▶ _Source records_:
···
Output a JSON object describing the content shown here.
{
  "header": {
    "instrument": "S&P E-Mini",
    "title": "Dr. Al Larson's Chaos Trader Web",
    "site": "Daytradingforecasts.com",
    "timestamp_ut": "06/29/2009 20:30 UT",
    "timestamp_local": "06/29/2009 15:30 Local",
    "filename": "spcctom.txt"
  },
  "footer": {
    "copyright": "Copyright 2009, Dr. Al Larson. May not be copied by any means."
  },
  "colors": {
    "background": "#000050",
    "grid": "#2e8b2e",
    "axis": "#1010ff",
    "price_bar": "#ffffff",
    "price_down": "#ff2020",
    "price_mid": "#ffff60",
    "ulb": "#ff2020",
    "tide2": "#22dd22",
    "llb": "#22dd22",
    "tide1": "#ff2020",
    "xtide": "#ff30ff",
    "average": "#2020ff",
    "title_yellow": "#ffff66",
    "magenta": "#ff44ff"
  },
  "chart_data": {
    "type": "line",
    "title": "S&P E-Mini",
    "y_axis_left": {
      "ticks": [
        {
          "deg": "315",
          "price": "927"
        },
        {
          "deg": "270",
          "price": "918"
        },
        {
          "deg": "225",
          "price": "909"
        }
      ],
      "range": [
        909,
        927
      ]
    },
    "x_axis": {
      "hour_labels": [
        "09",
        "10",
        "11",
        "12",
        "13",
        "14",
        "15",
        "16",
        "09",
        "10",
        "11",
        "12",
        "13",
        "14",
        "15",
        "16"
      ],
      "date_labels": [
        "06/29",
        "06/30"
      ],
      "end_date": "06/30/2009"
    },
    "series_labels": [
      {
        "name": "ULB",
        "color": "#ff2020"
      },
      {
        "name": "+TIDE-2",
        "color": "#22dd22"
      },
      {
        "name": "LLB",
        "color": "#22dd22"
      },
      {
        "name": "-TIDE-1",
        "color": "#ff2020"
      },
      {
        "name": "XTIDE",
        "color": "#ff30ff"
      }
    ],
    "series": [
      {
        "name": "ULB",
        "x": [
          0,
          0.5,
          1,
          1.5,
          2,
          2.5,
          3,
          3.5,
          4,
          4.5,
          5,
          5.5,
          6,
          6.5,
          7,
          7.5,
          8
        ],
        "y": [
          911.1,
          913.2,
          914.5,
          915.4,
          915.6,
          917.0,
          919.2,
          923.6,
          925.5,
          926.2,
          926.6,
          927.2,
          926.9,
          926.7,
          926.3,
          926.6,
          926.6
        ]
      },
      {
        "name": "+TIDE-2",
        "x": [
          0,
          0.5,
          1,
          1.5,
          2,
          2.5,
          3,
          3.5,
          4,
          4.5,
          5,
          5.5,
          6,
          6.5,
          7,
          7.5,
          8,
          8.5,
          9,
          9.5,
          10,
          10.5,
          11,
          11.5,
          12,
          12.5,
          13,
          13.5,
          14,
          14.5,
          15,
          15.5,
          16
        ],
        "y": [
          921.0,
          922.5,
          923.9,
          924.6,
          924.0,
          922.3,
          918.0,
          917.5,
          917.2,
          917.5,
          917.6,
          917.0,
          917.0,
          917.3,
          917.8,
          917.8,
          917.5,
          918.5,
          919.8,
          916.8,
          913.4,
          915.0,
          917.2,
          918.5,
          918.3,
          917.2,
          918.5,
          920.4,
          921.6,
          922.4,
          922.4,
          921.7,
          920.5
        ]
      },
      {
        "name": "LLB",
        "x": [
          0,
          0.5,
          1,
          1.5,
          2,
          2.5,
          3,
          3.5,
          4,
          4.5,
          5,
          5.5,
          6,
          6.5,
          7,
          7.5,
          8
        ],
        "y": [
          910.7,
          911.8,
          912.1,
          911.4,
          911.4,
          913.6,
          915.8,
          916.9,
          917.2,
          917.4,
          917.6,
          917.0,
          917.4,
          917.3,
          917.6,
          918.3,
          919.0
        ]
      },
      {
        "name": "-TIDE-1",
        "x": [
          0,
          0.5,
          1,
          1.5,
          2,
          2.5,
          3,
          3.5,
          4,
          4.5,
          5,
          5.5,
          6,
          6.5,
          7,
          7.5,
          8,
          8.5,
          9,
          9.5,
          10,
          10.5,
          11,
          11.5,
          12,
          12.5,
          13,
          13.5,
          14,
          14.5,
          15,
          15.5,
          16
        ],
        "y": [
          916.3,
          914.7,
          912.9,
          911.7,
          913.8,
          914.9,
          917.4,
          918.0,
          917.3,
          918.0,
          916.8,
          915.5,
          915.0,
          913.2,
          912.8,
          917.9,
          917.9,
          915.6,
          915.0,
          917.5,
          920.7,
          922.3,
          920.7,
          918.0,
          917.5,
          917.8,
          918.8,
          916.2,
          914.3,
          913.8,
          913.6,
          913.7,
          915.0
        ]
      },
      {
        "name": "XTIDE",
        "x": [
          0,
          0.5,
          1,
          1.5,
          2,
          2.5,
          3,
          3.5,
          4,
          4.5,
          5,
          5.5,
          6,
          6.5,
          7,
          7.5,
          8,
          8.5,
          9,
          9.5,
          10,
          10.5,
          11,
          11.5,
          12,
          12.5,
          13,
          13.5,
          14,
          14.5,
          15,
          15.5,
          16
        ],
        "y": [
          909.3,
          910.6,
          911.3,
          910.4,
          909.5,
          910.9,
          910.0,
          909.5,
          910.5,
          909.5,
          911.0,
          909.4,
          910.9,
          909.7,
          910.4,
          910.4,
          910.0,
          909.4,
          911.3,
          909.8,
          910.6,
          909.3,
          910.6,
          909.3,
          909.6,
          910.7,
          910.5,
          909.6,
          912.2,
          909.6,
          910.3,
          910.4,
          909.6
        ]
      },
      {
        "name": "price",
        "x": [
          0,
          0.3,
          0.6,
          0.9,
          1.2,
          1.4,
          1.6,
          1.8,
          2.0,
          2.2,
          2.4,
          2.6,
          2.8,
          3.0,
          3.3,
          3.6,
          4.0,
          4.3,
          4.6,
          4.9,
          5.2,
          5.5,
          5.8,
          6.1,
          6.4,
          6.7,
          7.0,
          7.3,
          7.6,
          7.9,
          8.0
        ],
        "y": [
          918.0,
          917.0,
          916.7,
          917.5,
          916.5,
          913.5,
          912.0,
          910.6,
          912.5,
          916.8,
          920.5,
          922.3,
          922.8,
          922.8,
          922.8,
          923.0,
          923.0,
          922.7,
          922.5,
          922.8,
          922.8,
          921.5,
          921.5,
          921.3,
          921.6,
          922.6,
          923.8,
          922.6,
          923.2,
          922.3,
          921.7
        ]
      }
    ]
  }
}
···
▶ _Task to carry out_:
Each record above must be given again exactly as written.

▶ _Reply to the task_:
Output a JSON object describing the content shown here.
{
  "header": {
    "instrument": "S&P E-Mini",
    "title": "Dr. Al Larson's Chaos Trader Web",
    "site": "Daytradingforecasts.com",
    "timestamp_ut": "06/29/2009 20:30 UT",
    "timestamp_local": "06/29/2009 15:30 Local",
    "filename": "spcctom.txt"
  },
  "footer": {
    "copyright": "Copyright 2009, Dr. Al Larson. May not be copied by any means."
  },
  "colors": {
    "background": "#000050",
    "grid": "#2e8b2e",
    "axis": "#1010ff",
    "price_bar": "#ffffff",
    "price_down": "#ff2020",
    "price_mid": "#ffff60",
    "ulb": "#ff2020",
    "tide2": "#22dd22",
    "llb": "#22dd22",
    "tide1": "#ff2020",
    "xtide": "#ff30ff",
    "average": "#2020ff",
    "title_yellow": "#ffff66",
    "magenta": "#ff44ff"
  },
  "chart_data": {
    "type": "line",
    "title": "S&P E-Mini",
    "y_axis_left": {
      "ticks": [
        {
          "deg": "315",
          "price": "927"
        },
        {
          "deg": "270",
          "price": "918"
        },
        {
          "deg": "225",
          "price": "909"
        }
      ],
      "range": [
        909,
        927
      ]
    },
    "x_axis": {
      "hour_labels": [
        "09",
        "10",
        "11",
        "12",
        "13",
        "14",
        "15",
        "16",
        "09",
        "10",
        "11",
        "12",
        "13",
        "14",
        "15",
        "16"
      ],
      "date_labels": [
        "06/29",
        "06/30"
      ],
      "end_date": "06/30/2009"
    },
    "series_labels": [
      {
        "name": "ULB",
        "color": "#ff2020"
      },
      {
        "name": "+TIDE-2",
        "color": "#22dd22"
      },
      {
        "name": "LLB",
        "color": "#22dd22"
      },
      {
        "name": "-TIDE-1",
        "color": "#ff2020"
      },
      {
        "name": "XTIDE",
        "color": "#ff30ff"
      }
    ],
    "series": [
      {
        "name": "ULB",
        "x": [
          0,
          0.5,
          1,
          1.5,
          2,
          2.5,
          3,
          3.5,
          4,
          4.5,
          5,
          5.5,
          6,
          6.5,
          7,
          7.5,
          8
        ],
        "y": [
          911.1,
          913.2,
          914.5,
          915.4,
          915.6,
          917.0,
          919.2,
          923.6,
          925.5,
          926.2,
          926.6,
          927.2,
          926.9,
          926.7,
          926.3,
          926.6,
          926.6
        ]
      },
      {
        "name": "+TIDE-2",
        "x": [
          0,
          0.5,
          1,
          1.5,
          2,
          2.5,
          3,
          3.5,
          4,
          4.5,
          5,
          5.5,
          6,
          6.5,
          7,
          7.5,
          8,
          8.5,
          9,
          9.5,
          10,
          10.5,
          11,
          11.5,
          12,
          12.5,
          13,
          13.5,
          14,
          14.5,
          15,
          15.5,
          16
        ],
        "y": [
          921.0,
          922.5,
          923.9,
          924.6,
          924.0,
          922.3,
          918.0,
          917.5,
          917.2,
          917.5,
          917.6,
          917.0,
          917.0,
          917.3,
          917.8,
          917.8,
          917.5,
          918.5,
          919.8,
          916.8,
          913.4,
          915.0,
          917.2,
          918.5,
          918.3,
          917.2,
          918.5,
          920.4,
          921.6,
          922.4,
          922.4,
          921.7,
          920.5
        ]
      },
      {
        "name": "LLB",
        "x": [
          0,
          0.5,
          1,
          1.5,
          2,
          2.5,
          3,
          3.5,
          4,
          4.5,
          5,
          5.5,
          6,
          6.5,
          7,
          7.5,
          8
        ],
        "y": [
          910.7,
          911.8,
          912.1,
          911.4,
          911.4,
          913.6,
          915.8,
          916.9,
          917.2,
          917.4,
          917.6,
          917.0,
          917.4,
          917.3,
          917.6,
          918.3,
          919.0
        ]
      },
      {
        "name": "-TIDE-1",
        "x": [
          0,
          0.5,
          1,
          1.5,
          2,
          2.5,
          3,
          3.5,
          4,
          4.5,
          5,
          5.5,
          6,
          6.5,
          7,
          7.5,
          8,
          8.5,
          9,
          9.5,
          10,
          10.5,
          11,
          11.5,
          12,
          12.5,
          13,
          13.5,
          14,
          14.5,
          15,
          15.5,
          16
        ],
        "y": [
          916.3,
          914.7,
          912.9,
          911.7,
          913.8,
          914.9,
          917.4,
          918.0,
          917.3,
          918.0,
          916.8,
          915.5,
          915.0,
          913.2,
          912.8,
          917.9,
          917.9,
          915.6,
          915.0,
          917.5,
          920.7,
          922.3,
          920.7,
          918.0,
          917.5,
          917.8,
          918.8,
          916.2,
          914.3,
          913.8,
          913.6,
          913.7,
          915.0
        ]
      },
      {
        "name": "XTIDE",
        "x": [
          0,
          0.5,
          1,
          1.5,
          2,
          2.5,
          3,
          3.5,
          4,
          4.5,
          5,
          5.5,
          6,
          6.5,
          7,
          7.5,
          8,
          8.5,
          9,
          9.5,
          10,
          10.5,
          11,
          11.5,
          12,
          12.5,
          13,
          13.5,
          14,
          14.5,
          15,
          15.5,
          16
        ],
        "y": [
          909.3,
          910.6,
          911.3,
          910.4,
          909.5,
          910.9,
          910.0,
          909.5,
          910.5,
          909.5,
          911.0,
          909.4,
          910.9,
          909.7,
          910.4,
          910.4,
          910.0,
          909.4,
          911.3,
          909.8,
          910.6,
          909.3,
          910.6,
          909.3,
          909.6,
          910.7,
          910.5,
          909.6,
          912.2,
          909.6,
          910.3,
          910.4,
          909.6
        ]
      },
      {
        "name": "price",
        "x": [
          0,
          0.3,
          0.6,
          0.9,
          1.2,
          1.4,
          1.6,
          1.8,
          2.0,
          2.2,
          2.4,
          2.6,
          2.8,
          3.0,
          3.3,
          3.6,
          4.0,
          4.3,
          4.6,
          4.9,
          5.2,
          5.5,
          5.8,
          6.1,
          6.4,
          6.7,
          7.0,
          7.3,
          7.6,
          7.9,
          8.0
        ],
        "y": [
          918.0,
          917.0,
          916.7,
          917.5,
          916.5,
          913.5,
          912.0,
          910.6,
          912.5,
          916.8,
          920.5,
          922.3,
          922.8,
          922.8,
          922.8,
          923.0,
          923.0,
          922.7,
          922.5,
          922.8,
          922.8,
          921.5,
          921.5,
          921.3,
          921.6,
          922.6,
          923.8,
          922.6,
          923.2,
          922.3,
          921.7
        ]
      }
    ]
  }
}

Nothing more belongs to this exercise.